Qing Ming Jie (清明节 qīng míng jié), known as ‘Tomb Sweeping Day’ falls on 5 April 2015.
It is a festival in Chinese tradition of filial piety in remembering and honoring the kindness of ancestors.
During Qing Ming, Buddhist devotees will make offering to the Triple Gems and dedicate the merits to their departed loved ones. May all sentient beings be free from all suffering.
Qing Ming Festival literally means ‘clear bright festival’ and it celebrates the rebirth of nature, the beginning of the planting season and other outdoor activities. It’s a traditional Chinese festival on the 15th day from the vernal equinox. It usually falls on either April 4th, 5th or 6th of the solar calendar. It’s actually one of the few traditional Chinese holidays that follow the solar calendar.
For Chinese people it’s also an important day to remember and honor one’s ancestors and visit and maintain their graves. Young and old people pray before their ancestors, sweep and tidy their tombs and offer food, tea, wine, chopsticks or incense. These rites are very important to most Chinese people.
Some people also carry willow branches with them during Qing Ming Jie, or put willow branches on their gates and/or front doors because they think that these willow branches can help ward off the evil ghosts that wander around during Qing Ming.
In some ways ‘Tomb sweeping day’ is not only a solemn day to remember those who have passed away, but also a day for excursions, outings and renewal.
In ancient times people celebrated with singing, dancing, picnics and kite flying and many of these traditions continue today. People go on family outings and farmers start their spring ploughing in the countryside. Another popular thing to do is to fly kites. These kites come in all different shapes and sizes with many resembling different animals, dragons and fish.

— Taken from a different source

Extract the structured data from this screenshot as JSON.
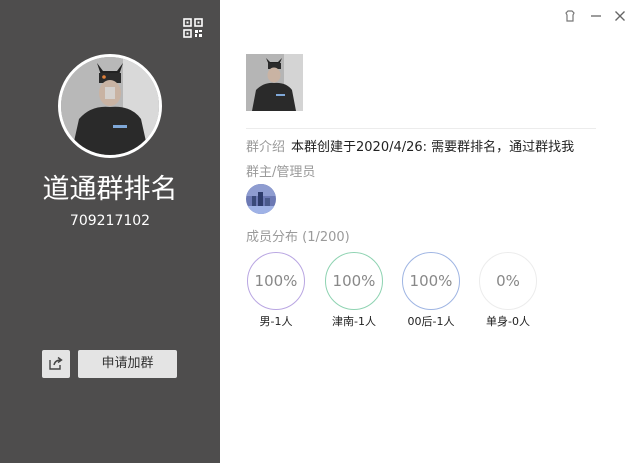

The day before Qing Ming was called ‘Hanshi’ in ancient times. It was created by Chong’er, the Duke Wen of the state of Jin (晋文公) during the Spring and Autumn Periods when he accidentally killed his personal friend and servant Jie Zitui (介子推) and his mother in a fire in the hope of making Jie Zitui return to him (Chong’er). So during Hanshi, people were not allowed to use fire to heat up their food, thus it was nicknamed ‘the Cold Food Festival’. At that time the Hanshi ‘celebration’ was combined with the Qingming festival, but was later abandoned by most people. Nowadays, in some places, people still eat dumplings especially made for the occasion.